Venezuela’s Conviasa airlines says it plans to begin direct passenger flights between Caracas and Tehran next month. The aim is to bring Iranian tourists and their wallets to Venezuela. Iran and Venezuela are of course both under broad US sanctions that cut them off economically from most other countries, but they’ve been building quite the bilateral relationship over the past couple of years. Iran has sent food and fuel to Venezuela and Conviasa has been running cargo flights between the two countries since 2019.
Former Honduran President Juan Orlando Hernández was taken into police custody on Tuesday in response to an extradition request from the United States, where he’s wanted on drug trafficking and weapons charges. Tony Hernández, the ex-president’s brother, was sentenced to life in prison in the US last year on similar charges, and US prosecutors have treated Juan Orlando Hernández as a co-conspirator in his brother’s crimes. US authorities began pursuing Hernández’s extradition pretty much as soon as his presidential term ended last month.
Finally, TomDispatch’s William Astore makes the case for treating the last 60 years of US history as one extended military conflict:
In my lifetime of nearly 60 years, America has waged five major wars, winning one decisively, then throwing that victory away, while losing the other four disastrously. Vietnam, Afghanistan, and Iraq, as well as the Global War on Terror, were the losses, of course; the Cold War being the solitary win that must now be counted as a loss because its promise was so quickly discarded.
America’s war in Vietnam was waged during the Cold War in the context of what was then known as the domino theory and the idea of “containing” communism.
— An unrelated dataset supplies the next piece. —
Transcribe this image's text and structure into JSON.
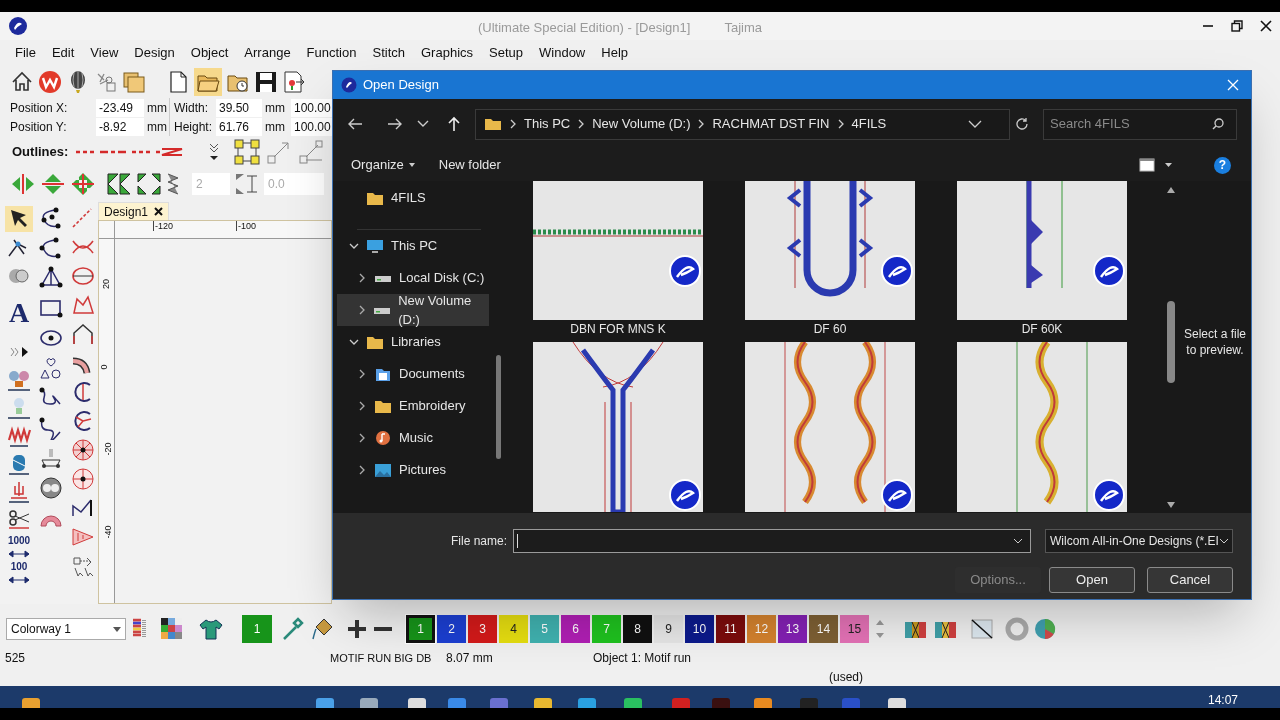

Iraq and Afghanistan were part of the Global War on Terror, a post-Cold War event in which “radical Islamic terrorism” became the substitute for communism. Even so, those wars should be treated as a single strand of history, a 60-year war, if you will, for one reason alone: the explanatory power of such a concept.
For me, because of President Dwight D. Eisenhower’s farewell address to the nation in January 1961, that year is the obvious starting point for what retired Army colonel and historian Andrew Bacevich recently termed America’s Very Long War (VLW). In that televised speech, Ike warned of the emergence of a military-industrial complex of immense strength that could someday threaten American democracy itself. I’ve chosen 2021 as the VLW’s terminus point because of the disastrous end of this country’s Afghan War, which even in its last years cost $45 billion annually to prosecute, and because of one curious reality that goes with it. In the wake of the crashing and burning of that 20-year war effort, the Pentagon budget leaped even higher with the support of almost every congressional representative of both parties as Washington’s armed attention turned to China and Russia.
At the end of two decades of globally disastrous war-making, that funding increase should tell us just how right Eisenhower was about the perils of the military-industrial complex. By failing to heed him all these years, democracy may indeed be in the process of meeting its demise.